Hydropower or water power is power derived from the energy of falling water, which may be harnessed for useful purposes. Since ancient times, hydropower has been used for irrigation and the operation of various mechanical devices, such as watermills, sawmills, textile mills, dock cranes, and domestic lifts since ancient times. It is one of several renewable power sources.
Forests, and tropical forests in particular, play an important role in the global water cycle. Delft University of Technology PhD researcher Ruud van der Ent (TU Delft, The Netherlands) has recently shown that evaporation from the Amazon forest is more than 50% responsible for the rainfall in Peru, Bolivia, Argentina, Uruguay, Paraguay and southern Brazil, where it feeds crops and rivers.
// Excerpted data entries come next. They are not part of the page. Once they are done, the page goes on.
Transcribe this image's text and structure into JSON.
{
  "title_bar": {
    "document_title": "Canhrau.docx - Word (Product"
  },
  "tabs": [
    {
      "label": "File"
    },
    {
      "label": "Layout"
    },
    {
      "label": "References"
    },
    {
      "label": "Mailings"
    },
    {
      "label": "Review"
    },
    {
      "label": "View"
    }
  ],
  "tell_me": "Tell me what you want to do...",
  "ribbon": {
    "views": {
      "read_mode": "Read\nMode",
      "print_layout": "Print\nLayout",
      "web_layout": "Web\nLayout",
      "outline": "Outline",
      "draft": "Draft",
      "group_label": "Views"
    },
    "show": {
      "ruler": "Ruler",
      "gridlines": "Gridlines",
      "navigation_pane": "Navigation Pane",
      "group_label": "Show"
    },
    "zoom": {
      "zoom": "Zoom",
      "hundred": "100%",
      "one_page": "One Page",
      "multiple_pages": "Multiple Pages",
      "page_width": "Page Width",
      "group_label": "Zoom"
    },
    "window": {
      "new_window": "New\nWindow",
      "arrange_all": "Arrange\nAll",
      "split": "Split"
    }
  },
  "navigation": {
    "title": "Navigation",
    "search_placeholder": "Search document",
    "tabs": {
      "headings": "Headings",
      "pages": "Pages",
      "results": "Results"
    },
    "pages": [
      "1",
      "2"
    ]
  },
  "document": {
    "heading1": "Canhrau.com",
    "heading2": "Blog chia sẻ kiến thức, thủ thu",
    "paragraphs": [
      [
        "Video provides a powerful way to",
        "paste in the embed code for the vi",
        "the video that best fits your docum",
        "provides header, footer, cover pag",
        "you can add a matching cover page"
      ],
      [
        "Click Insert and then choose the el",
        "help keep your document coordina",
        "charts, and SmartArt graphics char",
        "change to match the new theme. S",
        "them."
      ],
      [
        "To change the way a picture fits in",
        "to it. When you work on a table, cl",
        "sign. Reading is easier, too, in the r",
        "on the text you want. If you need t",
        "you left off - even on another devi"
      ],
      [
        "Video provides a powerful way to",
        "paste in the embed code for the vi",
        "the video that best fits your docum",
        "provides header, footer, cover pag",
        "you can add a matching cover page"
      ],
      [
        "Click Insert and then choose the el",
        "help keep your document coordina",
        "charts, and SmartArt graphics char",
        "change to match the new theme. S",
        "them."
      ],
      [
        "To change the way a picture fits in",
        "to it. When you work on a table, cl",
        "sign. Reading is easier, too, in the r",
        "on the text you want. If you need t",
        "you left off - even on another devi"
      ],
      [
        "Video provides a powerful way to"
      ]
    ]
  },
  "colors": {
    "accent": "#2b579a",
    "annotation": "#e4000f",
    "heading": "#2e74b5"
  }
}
June 2, 2011--Building a better dam map: New database of reservoirs and dams for sustainable river-flow management (Science Daily)
Humans have been building reservoirs and dams for thousands of years. Over the past few decades, their construction has spiked as our need to harness water -- critical in flood control, irrigation, recreation, navigation and the creation of hydroelectric power -- has grown.
A recent report finds that alterations to the natural state of rivers, such as the long-term presence of major dams and non-native species, and changes in water flow is altering the natural landscapes and cultural heritage found in national parks in the southwest.
Of the nation’s 85,000 dams, more than 4,400 are considered susceptible to failure, according to the Association of State Dam Safety Officials. But repairing all those dams would cost billions of dollars, and it is far from clear who would provide all the money in a recessionary era. The impact of a dam failure would be enormous.